When you talk of passing of property, property can pass to the buyer by operation of the law and the parties have done nothing to aid this. E.g. when you attend an auction, you have an authorised auctioneer who is selling goods for other people. The property in the goods passes from the seller to the buyer when the hammer falls. The owner of the goods is not the auctioneer but has given the goods to the auctioneer. The buyer is usually the highest bidder. Imagine the hammer has fallen and the highest bidder approached the auctioneer and says he does not have enough money to pay, but can pay by cheque and the auctioneer who is the agent for the owner of the goods tells the buyer that he accepts the cheque provided the title remains with him until the cheque clears. That buyer takes the goods but sells the goods in the next corner. So you have a situation where there is the seller, the buyer, but the seller has delivered the goods to the buyer at an auction without the price consideration and the buyer has sold them to another buyer. The dispute arises when the cheque bounces. The second buyer has no notice of the circumstances. The tussle is between the seller and the second buyer. Who gets a better claim to the goods? The title has not moved so the first buyer has no title to the goods and cannot transfer that which he dos not have. But under the sale of goods Act S. 58 as long as the second buyer bought without being aware of the defect, then the second buyer has a better claim than the seller. (owner of the goods). The second buyer has to have bought the goods without notice i.e. not knowing that there were defects in the sale.

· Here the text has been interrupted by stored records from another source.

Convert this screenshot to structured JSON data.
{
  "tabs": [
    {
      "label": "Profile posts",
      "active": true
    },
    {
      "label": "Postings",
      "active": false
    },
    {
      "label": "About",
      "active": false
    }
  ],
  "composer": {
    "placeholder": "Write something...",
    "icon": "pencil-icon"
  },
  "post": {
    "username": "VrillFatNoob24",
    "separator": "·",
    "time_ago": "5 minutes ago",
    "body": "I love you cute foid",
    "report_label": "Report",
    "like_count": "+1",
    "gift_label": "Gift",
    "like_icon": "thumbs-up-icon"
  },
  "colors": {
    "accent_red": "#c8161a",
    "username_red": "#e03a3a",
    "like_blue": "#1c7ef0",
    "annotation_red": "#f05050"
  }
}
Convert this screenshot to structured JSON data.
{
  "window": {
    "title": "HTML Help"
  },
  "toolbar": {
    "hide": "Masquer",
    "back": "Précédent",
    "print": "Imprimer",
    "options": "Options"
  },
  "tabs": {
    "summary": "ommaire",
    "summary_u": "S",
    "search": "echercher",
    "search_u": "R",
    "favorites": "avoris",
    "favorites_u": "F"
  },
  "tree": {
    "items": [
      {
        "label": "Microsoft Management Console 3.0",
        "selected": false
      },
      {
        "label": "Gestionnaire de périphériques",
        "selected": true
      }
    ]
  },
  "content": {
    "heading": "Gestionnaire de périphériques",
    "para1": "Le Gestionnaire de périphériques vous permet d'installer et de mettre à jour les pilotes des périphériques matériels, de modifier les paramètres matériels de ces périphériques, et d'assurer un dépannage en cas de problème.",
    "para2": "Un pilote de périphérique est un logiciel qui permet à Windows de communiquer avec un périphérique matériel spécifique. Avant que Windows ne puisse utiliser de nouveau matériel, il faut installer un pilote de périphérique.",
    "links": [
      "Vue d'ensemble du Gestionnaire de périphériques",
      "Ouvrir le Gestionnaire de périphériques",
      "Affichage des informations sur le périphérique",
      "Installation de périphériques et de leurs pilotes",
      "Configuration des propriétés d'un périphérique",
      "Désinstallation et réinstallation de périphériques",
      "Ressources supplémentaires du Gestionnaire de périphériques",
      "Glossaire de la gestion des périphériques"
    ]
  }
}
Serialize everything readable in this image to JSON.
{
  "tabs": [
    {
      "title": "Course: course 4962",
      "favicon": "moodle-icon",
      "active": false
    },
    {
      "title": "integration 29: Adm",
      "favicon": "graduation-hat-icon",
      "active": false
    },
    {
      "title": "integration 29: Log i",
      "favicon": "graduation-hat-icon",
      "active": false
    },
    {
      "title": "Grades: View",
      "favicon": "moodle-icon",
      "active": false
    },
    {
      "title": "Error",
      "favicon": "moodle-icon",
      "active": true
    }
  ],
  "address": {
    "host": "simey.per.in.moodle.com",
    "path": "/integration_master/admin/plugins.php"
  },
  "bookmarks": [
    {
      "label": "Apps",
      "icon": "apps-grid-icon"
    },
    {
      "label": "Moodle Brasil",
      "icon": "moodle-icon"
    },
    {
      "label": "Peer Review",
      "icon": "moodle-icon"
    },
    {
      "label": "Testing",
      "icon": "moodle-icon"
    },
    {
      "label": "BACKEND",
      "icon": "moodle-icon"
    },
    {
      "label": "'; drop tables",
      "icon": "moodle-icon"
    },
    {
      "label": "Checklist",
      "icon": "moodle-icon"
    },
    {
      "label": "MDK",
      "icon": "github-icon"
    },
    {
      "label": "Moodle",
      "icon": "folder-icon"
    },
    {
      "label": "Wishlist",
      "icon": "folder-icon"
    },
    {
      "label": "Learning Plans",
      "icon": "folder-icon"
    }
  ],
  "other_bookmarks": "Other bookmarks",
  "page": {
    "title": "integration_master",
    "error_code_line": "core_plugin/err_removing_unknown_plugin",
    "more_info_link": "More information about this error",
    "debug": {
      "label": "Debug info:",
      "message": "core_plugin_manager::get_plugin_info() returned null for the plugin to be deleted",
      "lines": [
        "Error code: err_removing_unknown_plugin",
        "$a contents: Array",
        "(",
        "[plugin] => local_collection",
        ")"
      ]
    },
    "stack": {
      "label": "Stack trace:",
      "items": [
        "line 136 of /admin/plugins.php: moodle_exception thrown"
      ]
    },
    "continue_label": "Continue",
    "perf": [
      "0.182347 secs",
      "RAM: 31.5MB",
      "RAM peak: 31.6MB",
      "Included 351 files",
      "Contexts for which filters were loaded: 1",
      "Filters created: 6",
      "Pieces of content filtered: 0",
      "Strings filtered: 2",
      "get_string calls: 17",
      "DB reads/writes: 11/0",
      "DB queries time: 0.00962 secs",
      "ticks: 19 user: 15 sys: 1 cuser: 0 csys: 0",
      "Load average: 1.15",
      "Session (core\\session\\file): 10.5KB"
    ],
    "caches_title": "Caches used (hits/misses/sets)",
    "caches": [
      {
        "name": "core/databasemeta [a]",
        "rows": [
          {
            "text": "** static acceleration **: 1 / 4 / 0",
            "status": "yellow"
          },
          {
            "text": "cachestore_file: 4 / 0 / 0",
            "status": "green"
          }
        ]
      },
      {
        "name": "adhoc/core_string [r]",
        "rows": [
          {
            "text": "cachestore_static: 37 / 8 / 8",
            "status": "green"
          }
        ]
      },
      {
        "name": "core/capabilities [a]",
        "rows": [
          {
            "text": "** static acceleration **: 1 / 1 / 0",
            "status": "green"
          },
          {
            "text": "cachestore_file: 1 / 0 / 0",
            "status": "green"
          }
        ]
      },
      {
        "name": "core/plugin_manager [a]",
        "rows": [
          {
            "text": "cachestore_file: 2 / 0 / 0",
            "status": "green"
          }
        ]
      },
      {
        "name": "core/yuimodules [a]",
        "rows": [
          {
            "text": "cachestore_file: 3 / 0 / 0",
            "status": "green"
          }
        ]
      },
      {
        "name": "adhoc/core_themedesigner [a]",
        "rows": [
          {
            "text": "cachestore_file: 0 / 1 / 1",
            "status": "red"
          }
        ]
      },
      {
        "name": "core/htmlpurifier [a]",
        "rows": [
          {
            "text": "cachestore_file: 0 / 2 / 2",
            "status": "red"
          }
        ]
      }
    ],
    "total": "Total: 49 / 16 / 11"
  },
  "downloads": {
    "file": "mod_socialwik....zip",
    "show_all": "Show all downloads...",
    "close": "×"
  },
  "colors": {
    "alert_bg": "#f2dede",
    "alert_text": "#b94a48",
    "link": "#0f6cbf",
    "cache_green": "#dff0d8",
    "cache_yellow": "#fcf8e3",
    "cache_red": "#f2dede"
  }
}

The law holds the second buyer to have a better claim due to equity. There is balancing of equity between the 2 owners. The second owner is innocent if he bought the goods without notice.
The second buyer is the most innocent because the owner of the goods by giving the goods to the auctioneer facilitated the commission of fraud by the first buyer so the goods are given to the second buyer only if he genuinely bought the goods without notice that there was a defect in the original sale.
He who facilitates commission of fraud is less innocent then he who had no way of facilitating the same.
This situation can be controversial.
A just judgment is not necessarily fair. Fairness is a value judgement.